Copy all entries exactly.

— TASK INPUT —
☆ ☆ ☆ ☆ ☆

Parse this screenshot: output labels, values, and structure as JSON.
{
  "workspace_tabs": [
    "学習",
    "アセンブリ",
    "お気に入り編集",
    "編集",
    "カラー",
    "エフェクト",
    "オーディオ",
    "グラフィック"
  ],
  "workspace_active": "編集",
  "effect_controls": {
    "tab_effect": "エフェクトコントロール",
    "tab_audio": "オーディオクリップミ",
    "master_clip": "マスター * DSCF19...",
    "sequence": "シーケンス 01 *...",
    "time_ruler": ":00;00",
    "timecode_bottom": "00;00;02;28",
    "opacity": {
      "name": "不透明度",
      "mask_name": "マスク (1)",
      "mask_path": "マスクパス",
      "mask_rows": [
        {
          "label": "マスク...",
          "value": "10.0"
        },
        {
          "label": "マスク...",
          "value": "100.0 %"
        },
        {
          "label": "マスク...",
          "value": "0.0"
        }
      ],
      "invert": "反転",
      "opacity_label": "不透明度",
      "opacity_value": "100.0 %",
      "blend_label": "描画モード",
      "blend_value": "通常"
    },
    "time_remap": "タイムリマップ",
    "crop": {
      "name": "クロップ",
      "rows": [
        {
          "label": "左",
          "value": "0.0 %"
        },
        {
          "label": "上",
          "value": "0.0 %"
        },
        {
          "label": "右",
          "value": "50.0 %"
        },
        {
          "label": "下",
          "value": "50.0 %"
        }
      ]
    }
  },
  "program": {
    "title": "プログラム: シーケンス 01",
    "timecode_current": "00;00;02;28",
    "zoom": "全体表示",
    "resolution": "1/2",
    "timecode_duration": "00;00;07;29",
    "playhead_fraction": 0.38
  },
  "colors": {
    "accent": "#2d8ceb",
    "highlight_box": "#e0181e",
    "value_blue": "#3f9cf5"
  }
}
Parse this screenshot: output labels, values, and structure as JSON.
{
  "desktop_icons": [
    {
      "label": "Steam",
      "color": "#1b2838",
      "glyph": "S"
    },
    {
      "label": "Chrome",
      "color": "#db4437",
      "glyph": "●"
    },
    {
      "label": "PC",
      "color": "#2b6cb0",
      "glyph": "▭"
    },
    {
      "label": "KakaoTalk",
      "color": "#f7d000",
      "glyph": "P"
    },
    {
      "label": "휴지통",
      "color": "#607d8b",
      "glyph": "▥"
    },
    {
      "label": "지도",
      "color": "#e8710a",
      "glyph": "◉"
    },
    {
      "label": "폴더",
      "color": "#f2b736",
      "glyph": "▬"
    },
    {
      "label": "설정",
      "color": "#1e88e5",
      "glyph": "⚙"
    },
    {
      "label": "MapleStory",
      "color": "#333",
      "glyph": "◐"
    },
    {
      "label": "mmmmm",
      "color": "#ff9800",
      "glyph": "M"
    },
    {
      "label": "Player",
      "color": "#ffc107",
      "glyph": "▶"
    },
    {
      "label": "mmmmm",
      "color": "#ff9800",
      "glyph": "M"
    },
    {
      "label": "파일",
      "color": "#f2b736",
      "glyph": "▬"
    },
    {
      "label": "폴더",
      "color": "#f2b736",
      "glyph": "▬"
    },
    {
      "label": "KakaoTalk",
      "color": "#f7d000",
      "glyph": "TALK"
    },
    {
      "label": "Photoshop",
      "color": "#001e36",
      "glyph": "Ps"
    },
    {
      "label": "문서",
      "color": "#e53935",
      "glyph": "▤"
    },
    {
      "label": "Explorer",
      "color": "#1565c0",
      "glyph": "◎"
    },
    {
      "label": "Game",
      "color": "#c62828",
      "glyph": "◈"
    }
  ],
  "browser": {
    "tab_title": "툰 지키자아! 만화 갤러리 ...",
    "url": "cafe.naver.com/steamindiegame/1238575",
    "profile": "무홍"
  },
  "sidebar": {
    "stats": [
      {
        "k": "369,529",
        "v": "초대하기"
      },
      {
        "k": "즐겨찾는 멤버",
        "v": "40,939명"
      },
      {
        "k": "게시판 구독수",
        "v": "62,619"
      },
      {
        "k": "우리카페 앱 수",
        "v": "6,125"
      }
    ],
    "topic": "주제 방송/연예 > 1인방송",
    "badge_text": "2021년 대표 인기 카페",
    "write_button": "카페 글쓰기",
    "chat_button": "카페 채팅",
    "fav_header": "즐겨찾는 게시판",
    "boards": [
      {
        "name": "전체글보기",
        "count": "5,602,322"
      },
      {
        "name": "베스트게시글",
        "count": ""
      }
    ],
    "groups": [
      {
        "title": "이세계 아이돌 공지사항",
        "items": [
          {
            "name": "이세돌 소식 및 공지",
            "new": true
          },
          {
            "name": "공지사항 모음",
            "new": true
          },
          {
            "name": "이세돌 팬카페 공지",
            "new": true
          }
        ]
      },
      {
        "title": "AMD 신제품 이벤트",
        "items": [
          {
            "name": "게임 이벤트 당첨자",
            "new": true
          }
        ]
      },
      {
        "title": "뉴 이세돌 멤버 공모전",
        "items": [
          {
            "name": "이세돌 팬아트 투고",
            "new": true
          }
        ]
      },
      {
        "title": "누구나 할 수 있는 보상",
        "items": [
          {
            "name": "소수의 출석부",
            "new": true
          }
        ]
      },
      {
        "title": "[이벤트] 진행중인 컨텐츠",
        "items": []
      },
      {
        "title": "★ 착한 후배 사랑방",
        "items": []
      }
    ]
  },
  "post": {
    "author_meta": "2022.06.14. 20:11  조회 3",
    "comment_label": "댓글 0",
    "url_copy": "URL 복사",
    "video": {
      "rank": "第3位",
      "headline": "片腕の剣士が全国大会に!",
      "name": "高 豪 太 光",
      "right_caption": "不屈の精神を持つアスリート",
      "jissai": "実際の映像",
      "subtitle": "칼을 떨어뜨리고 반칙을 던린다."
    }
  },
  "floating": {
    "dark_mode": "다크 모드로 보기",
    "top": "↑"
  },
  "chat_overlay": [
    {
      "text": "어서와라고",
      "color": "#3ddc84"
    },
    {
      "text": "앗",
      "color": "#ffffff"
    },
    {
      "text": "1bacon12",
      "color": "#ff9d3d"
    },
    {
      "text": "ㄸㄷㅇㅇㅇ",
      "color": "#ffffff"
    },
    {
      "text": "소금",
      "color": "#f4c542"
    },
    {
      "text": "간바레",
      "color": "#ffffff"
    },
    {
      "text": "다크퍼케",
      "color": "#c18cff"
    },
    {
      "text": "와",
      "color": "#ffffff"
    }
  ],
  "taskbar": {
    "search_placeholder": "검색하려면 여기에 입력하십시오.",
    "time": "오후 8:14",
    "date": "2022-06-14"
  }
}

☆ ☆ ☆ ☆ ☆

— EXERCISE ANSWER —
Parse this screenshot: output labels, values, and structure as JSON.
{
  "workspace_tabs": [
    "学習",
    "アセンブリ",
    "お気に入り編集",
    "編集",
    "カラー",
    "エフェクト",
    "オーディオ",
    "グラフィック"
  ],
  "workspace_active": "編集",
  "effect_controls": {
    "tab_effect": "エフェクトコントロール",
    "tab_audio": "オーディオクリップミ",
    "master_clip": "マスター * DSCF19...",
    "sequence": "シーケンス 01 *...",
    "time_ruler": ":00;00",
    "timecode_bottom": "00;00;02;28",
    "opacity": {
      "name": "不透明度",
      "mask_name": "マスク (1)",
      "mask_path": "マスクパス",
      "mask_rows": [
        {
          "label": "マスク...",
          "value": "10.0"
        },
        {
          "label": "マスク...",
          "value": "100.0 %"
        },
        {
          "label": "マスク...",
          "value": "0.0"
        }
      ],
      "invert": "反転",
      "opacity_label": "不透明度",
      "opacity_value": "100.0 %",
      "blend_label": "描画モード",
      "blend_value": "通常"
    },
    "time_remap": "タイムリマップ",
    "crop": {
      "name": "クロップ",
      "rows": [
        {
          "label": "左",
          "value": "0.0 %"
        },
        {
          "label": "上",
          "value": "0.0 %"
        },
        {
          "label": "右",
          "value": "50.0 %"
        },
        {
          "label": "下",
          "value": "50.0 %"
        }
      ]
    }
  },
  "program": {
    "title": "プログラム: シーケンス 01",
    "timecode_current": "00;00;02;28",
    "zoom": "全体表示",
    "resolution": "1/2",
    "timecode_duration": "00;00;07;29",
    "playhead_fraction": 0.38
  },
  "colors": {
    "accent": "#2d8ceb",
    "highlight_box": "#e0181e",
    "value_blue": "#3f9cf5"
  }
}
Parse this screenshot: output labels, values, and structure as JSON.
{
  "desktop_icons": [
    {
      "label": "Steam",
      "color": "#1b2838",
      "glyph": "S"
    },
    {
      "label": "Chrome",
      "color": "#db4437",
      "glyph": "●"
    },
    {
      "label": "PC",
      "color": "#2b6cb0",
      "glyph": "▭"
    },
    {
      "label": "KakaoTalk",
      "color": "#f7d000",
      "glyph": "P"
    },
    {
      "label": "휴지통",
      "color": "#607d8b",
      "glyph": "▥"
    },
    {
      "label": "지도",
      "color": "#e8710a",
      "glyph": "◉"
    },
    {
      "label": "폴더",
      "color": "#f2b736",
      "glyph": "▬"
    },
    {
      "label": "설정",
      "color": "#1e88e5",
      "glyph": "⚙"
    },
    {
      "label": "MapleStory",
      "color": "#333",
      "glyph": "◐"
    },
    {
      "label": "mmmmm",
      "color": "#ff9800",
      "glyph": "M"
    },
    {
      "label": "Player",
      "color": "#ffc107",
      "glyph": "▶"
    },
    {
      "label": "mmmmm",
      "color": "#ff9800",
      "glyph": "M"
    },
    {
      "label": "파일",
      "color": "#f2b736",
      "glyph": "▬"
    },
    {
      "label": "폴더",
      "color": "#f2b736",
      "glyph": "▬"
    },
    {
      "label": "KakaoTalk",
      "color": "#f7d000",
      "glyph": "TALK"
    },
    {
      "label": "Photoshop",
      "color": "#001e36",
      "glyph": "Ps"
    },
    {
      "label": "문서",
      "color": "#e53935",
      "glyph": "▤"
    },
    {
      "label": "Explorer",
      "color": "#1565c0",
      "glyph": "◎"
    },
    {
      "label": "Game",
      "color": "#c62828",
      "glyph": "◈"
    }
  ],
  "browser": {
    "tab_title": "툰 지키자아! 만화 갤러리 ...",
    "url": "cafe.naver.com/steamindiegame/1238575",
    "profile": "무홍"
  },
  "sidebar": {
    "stats": [
      {
        "k": "369,529",
        "v": "초대하기"
      },
      {
        "k": "즐겨찾는 멤버",
        "v": "40,939명"
      },
      {
        "k": "게시판 구독수",
        "v": "62,619"
      },
      {
        "k": "우리카페 앱 수",
        "v": "6,125"
      }
    ],
    "topic": "주제 방송/연예 > 1인방송",
    "badge_text": "2021년 대표 인기 카페",
    "write_button": "카페 글쓰기",
    "chat_button": "카페 채팅",
    "fav_header": "즐겨찾는 게시판",
    "boards": [
      {
        "name": "전체글보기",
        "count": "5,602,322"
      },
      {
        "name": "베스트게시글",
        "count": ""
      }
    ],
    "groups": [
      {
        "title": "이세계 아이돌 공지사항",
        "items": [
          {
            "name": "이세돌 소식 및 공지",
            "new": true
          },
          {
            "name": "공지사항 모음",
            "new": true
          },
          {
            "name": "이세돌 팬카페 공지",
            "new": true
          }
        ]
      },
      {
        "title": "AMD 신제품 이벤트",
        "items": [
          {
            "name": "게임 이벤트 당첨자",
            "new": true
          }
        ]
      },
      {
        "title": "뉴 이세돌 멤버 공모전",
        "items": [
          {
            "name": "이세돌 팬아트 투고",
            "new": true
          }
        ]
      },
      {
        "title": "누구나 할 수 있는 보상",
        "items": [
          {
            "name": "소수의 출석부",
            "new": true
          }
        ]
      },
      {
        "title": "[이벤트] 진행중인 컨텐츠",
        "items": []
      },
      {
        "title": "★ 착한 후배 사랑방",
        "items": []
      }
    ]
  },
  "post": {
    "author_meta": "2022.06.14. 20:11  조회 3",
    "comment_label": "댓글 0",
    "url_copy": "URL 복사",
    "video": {
      "rank": "第3位",
      "headline": "片腕の剣士が全国大会に!",
      "name": "高 豪 太 光",
      "right_caption": "不屈の精神を持つアスリート",
      "jissai": "実際の映像",
      "subtitle": "칼을 떨어뜨리고 반칙을 던린다."
    }
  },
  "floating": {
    "dark_mode": "다크 모드로 보기",
    "top": "↑"
  },
  "chat_overlay": [
    {
      "text": "어서와라고",
      "color": "#3ddc84"
    },
    {
      "text": "앗",
      "color": "#ffffff"
    },
    {
      "text": "1bacon12",
      "color": "#ff9d3d"
    },
    {
      "text": "ㄸㄷㅇㅇㅇ",
      "color": "#ffffff"
    },
    {
      "text": "소금",
      "color": "#f4c542"
    },
    {
      "text": "간바레",
      "color": "#ffffff"
    },
    {
      "text": "다크퍼케",
      "color": "#c18cff"
    },
    {
      "text": "와",
      "color": "#ffffff"
    }
  ],
  "taskbar": {
    "search_placeholder": "검색하려면 여기에 입력하십시오.",
    "time": "오후 8:14",
    "date": "2022-06-14"
  }
}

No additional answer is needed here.